WORK INSTRUCTIONS: All of the data needs to be reproduced with no alterations.

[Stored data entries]
= = = = =
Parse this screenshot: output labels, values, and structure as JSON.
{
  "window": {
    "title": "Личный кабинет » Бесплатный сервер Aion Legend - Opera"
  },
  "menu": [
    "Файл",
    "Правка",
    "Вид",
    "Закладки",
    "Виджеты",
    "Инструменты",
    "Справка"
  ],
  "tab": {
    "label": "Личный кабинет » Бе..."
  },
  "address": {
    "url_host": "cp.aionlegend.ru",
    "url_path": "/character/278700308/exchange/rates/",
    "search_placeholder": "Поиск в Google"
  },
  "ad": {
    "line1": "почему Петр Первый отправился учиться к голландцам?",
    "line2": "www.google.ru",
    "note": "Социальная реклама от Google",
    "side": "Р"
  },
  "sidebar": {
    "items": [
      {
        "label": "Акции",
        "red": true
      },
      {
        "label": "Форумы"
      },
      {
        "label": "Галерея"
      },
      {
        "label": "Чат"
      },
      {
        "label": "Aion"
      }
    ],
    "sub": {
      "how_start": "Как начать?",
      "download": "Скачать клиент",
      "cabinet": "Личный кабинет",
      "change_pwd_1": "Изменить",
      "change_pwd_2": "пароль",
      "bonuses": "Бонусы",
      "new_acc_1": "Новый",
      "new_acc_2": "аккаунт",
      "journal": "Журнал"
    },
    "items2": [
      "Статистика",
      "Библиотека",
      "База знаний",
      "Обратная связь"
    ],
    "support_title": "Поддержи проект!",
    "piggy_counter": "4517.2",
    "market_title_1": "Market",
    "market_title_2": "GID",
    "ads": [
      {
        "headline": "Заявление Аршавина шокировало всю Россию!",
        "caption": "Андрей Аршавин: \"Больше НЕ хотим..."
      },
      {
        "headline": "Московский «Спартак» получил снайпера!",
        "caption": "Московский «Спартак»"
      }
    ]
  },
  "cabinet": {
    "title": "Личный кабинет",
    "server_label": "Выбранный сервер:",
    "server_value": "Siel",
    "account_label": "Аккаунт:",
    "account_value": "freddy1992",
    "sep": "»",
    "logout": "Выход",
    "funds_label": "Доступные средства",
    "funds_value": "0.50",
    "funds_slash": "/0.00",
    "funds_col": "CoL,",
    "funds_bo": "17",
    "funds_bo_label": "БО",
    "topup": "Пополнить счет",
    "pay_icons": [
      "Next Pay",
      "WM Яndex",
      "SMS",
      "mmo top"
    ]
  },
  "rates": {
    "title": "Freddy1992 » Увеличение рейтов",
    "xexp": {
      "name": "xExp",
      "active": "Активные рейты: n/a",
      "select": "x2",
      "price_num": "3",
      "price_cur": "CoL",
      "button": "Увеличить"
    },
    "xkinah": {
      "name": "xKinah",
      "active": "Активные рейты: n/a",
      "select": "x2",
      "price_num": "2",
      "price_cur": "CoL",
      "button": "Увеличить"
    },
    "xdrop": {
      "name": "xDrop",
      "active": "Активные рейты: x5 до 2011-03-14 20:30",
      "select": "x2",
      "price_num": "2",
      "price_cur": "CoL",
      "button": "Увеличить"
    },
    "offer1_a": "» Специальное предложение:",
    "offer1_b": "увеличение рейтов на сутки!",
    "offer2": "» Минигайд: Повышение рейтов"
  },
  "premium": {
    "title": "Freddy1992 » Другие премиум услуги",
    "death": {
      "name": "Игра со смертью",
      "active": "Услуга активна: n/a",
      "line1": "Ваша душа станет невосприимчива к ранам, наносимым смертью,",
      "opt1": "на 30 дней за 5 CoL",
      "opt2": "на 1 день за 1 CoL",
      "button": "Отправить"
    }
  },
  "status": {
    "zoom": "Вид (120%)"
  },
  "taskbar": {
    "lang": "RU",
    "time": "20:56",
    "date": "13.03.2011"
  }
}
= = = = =
EXERCISE SOLUTION:
Parse this screenshot: output labels, values, and structure as JSON.
{
  "window": {
    "title": "Личный кабинет » Бесплатный сервер Aion Legend - Opera"
  },
  "menu": [
    "Файл",
    "Правка",
    "Вид",
    "Закладки",
    "Виджеты",
    "Инструменты",
    "Справка"
  ],
  "tab": {
    "label": "Личный кабинет » Бе..."
  },
  "address": {
    "url_host": "cp.aionlegend.ru",
    "url_path": "/character/278700308/exchange/rates/",
    "search_placeholder": "Поиск в Google"
  },
  "ad": {
    "line1": "почему Петр Первый отправился учиться к голландцам?",
    "line2": "www.google.ru",
    "note": "Социальная реклама от Google",
    "side": "Р"
  },
  "sidebar": {
    "items": [
      {
        "label": "Акции",
        "red": true
      },
      {
        "label": "Форумы"
      },
      {
        "label": "Галерея"
      },
      {
        "label": "Чат"
      },
      {
        "label": "Aion"
      }
    ],
    "sub": {
      "how_start": "Как начать?",
      "download": "Скачать клиент",
      "cabinet": "Личный кабинет",
      "change_pwd_1": "Изменить",
      "change_pwd_2": "пароль",
      "bonuses": "Бонусы",
      "new_acc_1": "Новый",
      "new_acc_2": "аккаунт",
      "journal": "Журнал"
    },
    "items2": [
      "Статистика",
      "Библиотека",
      "База знаний",
      "Обратная связь"
    ],
    "support_title": "Поддержи проект!",
    "piggy_counter": "4517.2",
    "market_title_1": "Market",
    "market_title_2": "GID",
    "ads": [
      {
        "headline": "Заявление Аршавина шокировало всю Россию!",
        "caption": "Андрей Аршавин: \"Больше НЕ хотим..."
      },
      {
        "headline": "Московский «Спартак» получил снайпера!",
        "caption": "Московский «Спартак»"
      }
    ]
  },
  "cabinet": {
    "title": "Личный кабинет",
    "server_label": "Выбранный сервер:",
    "server_value": "Siel",
    "account_label": "Аккаунт:",
    "account_value": "freddy1992",
    "sep": "»",
    "logout": "Выход",
    "funds_label": "Доступные средства",
    "funds_value": "0.50",
    "funds_slash": "/0.00",
    "funds_col": "CoL,",
    "funds_bo": "17",
    "funds_bo_label": "БО",
    "topup": "Пополнить счет",
    "pay_icons": [
      "Next Pay",
      "WM Яndex",
      "SMS",
      "mmo top"
    ]
  },
  "rates": {
    "title": "Freddy1992 » Увеличение рейтов",
    "xexp": {
      "name": "xExp",
      "active": "Активные рейты: n/a",
      "select": "x2",
      "price_num": "3",
      "price_cur": "CoL",
      "button": "Увеличить"
    },
    "xkinah": {
      "name": "xKinah",
      "active": "Активные рейты: n/a",
      "select": "x2",
      "price_num": "2",
      "price_cur": "CoL",
      "button": "Увеличить"
    },
    "xdrop": {
      "name": "xDrop",
      "active": "Активные рейты: x5 до 2011-03-14 20:30",
      "select": "x2",
      "price_num": "2",
      "price_cur": "CoL",
      "button": "Увеличить"
    },
    "offer1_a": "» Специальное предложение:",
    "offer1_b": "увеличение рейтов на сутки!",
    "offer2": "» Минигайд: Повышение рейтов"
  },
  "premium": {
    "title": "Freddy1992 » Другие премиум услуги",
    "death": {
      "name": "Игра со смертью",
      "active": "Услуга активна: n/a",
      "line1": "Ваша душа станет невосприимчива к ранам, наносимым смертью,",
      "opt1": "на 30 дней за 5 CoL",
      "opt2": "на 1 день за 1 CoL",
      "button": "Отправить"
    }
  },
  "status": {
    "zoom": "Вид (120%)"
  },
  "taskbar": {
    "lang": "RU",
    "time": "20:56",
    "date": "13.03.2011"
  }
}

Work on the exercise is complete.